Ingersoll, then acting in concert with Roy C. Bradley, Sr., “conspired” to “induce Chemical Bank, an FDIC insured depository institution, to approve a $1.8 million construction line of credit loan to Madison Arts L.L.C. to finance the construction work for the Bay City Academy in Bay City.” (The shell corporation 'Madison Arts LLC' was formed on December 16, 2010 by Ingersoll.)
Rather than using the loan for the Bay City construction project, Steven Ingersoll used loan proceeds to partially repay the advances from Grand Traverse Academy. The superseding indictment alleges that all five of the defendants “conspired to a series of transactions that diverted at least part of the funds required to be used on the Bay City Academy project to the Ingersolls’ personal bank account at Fifth-Third Bank.”
In an October 22 court filing, Assistant U. S. Attorney Janet Parker outlined much of the factual background of the superseding indictment—revealing this bombshell allegation: cash advances Steven Ingersoll made to himself from the Grand Traverse Academy's publicly-funded coffers may at one point have exceeded $3.5 million dollars.
During an October 8 hearing, Judge Thomas L. Ludington asked whether the Grand Traverse Academy’s board "was aware of the advances that Steven Ingersoll had made to himself from funds belonging to the school."
In response, it was pointed out that “the Grand Traverse Academy was audited annually.”
The government responded, adding that Note 3 to the publicly available audit report for the fiscal year ending on June 30, 2012 for the Grand Traverse Academy contained an entry that stated, “Amounts receivable from related parties $3,548,319.”

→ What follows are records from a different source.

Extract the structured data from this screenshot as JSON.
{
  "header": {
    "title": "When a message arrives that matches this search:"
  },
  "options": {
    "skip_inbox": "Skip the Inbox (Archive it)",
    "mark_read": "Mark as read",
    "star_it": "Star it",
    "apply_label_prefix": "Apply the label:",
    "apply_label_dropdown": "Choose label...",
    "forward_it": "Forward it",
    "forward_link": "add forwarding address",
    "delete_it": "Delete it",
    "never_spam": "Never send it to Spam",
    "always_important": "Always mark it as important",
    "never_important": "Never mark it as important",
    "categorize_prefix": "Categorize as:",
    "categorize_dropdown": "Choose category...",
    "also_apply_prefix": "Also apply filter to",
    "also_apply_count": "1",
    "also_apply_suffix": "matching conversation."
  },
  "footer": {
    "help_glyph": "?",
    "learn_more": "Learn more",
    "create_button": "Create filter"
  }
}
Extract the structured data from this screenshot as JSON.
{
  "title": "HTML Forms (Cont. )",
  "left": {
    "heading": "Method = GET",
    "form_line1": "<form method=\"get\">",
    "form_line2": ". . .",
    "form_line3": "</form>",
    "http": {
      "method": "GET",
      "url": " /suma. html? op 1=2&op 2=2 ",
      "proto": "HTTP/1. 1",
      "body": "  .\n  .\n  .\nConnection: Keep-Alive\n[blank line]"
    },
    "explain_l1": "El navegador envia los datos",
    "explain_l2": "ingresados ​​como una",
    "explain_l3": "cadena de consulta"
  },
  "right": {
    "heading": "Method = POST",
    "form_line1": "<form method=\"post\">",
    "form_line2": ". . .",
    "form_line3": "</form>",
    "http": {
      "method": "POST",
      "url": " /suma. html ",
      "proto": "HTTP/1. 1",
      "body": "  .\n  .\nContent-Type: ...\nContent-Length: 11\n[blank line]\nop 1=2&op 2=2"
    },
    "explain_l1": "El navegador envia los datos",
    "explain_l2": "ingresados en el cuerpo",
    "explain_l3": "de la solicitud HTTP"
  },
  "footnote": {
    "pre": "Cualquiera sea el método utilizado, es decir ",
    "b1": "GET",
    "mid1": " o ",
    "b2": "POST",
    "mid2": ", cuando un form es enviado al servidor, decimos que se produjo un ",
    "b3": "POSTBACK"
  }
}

And who is that “related party”? The government alleges it’s Steven Ingersoll.
This extraordinary account is hardly typical, but it encapsulates the rapacious and criminal character of these business “overlays” on what remains of public education in the United States and the ease by which corporate vultures can plunder the public coffer.
The theft of public monies goes hand in hand with a reduction in per-pupil spending, including salaries and benefits for teachers and support staff, in addition to supplies and equipment used for instruction. During 2012-13, average charter classroom spending was $4,893 per pupil, compared with $6,985 for traditional schools.
According to the Free Press, the six largest for-profit operators of charter schools all spend less on each student, in some cases substantially so, than the statewide average. For example, CS Partners, which operates 19 Michigan charters, spent 37 percent less on each student.
These cost savings go directly to the corporate owners who have a financial incentive to spend as little on students as possible.
Part 2-HOW THE CHARTER SCHOOL RACKET OPERATES IN MICHIGAN: Cracks in the facade (from the inception to the deception)
Unlike the Mafia, somebody was smart enough to do their dirt without anyone noticing for a very long time...even though it had been “public knowledge” for years.
What taxpayers didn't know couldn't hurt them—logical thinking to a sociopath. It's kind of like saying it's not infidelity if your wife never finds out.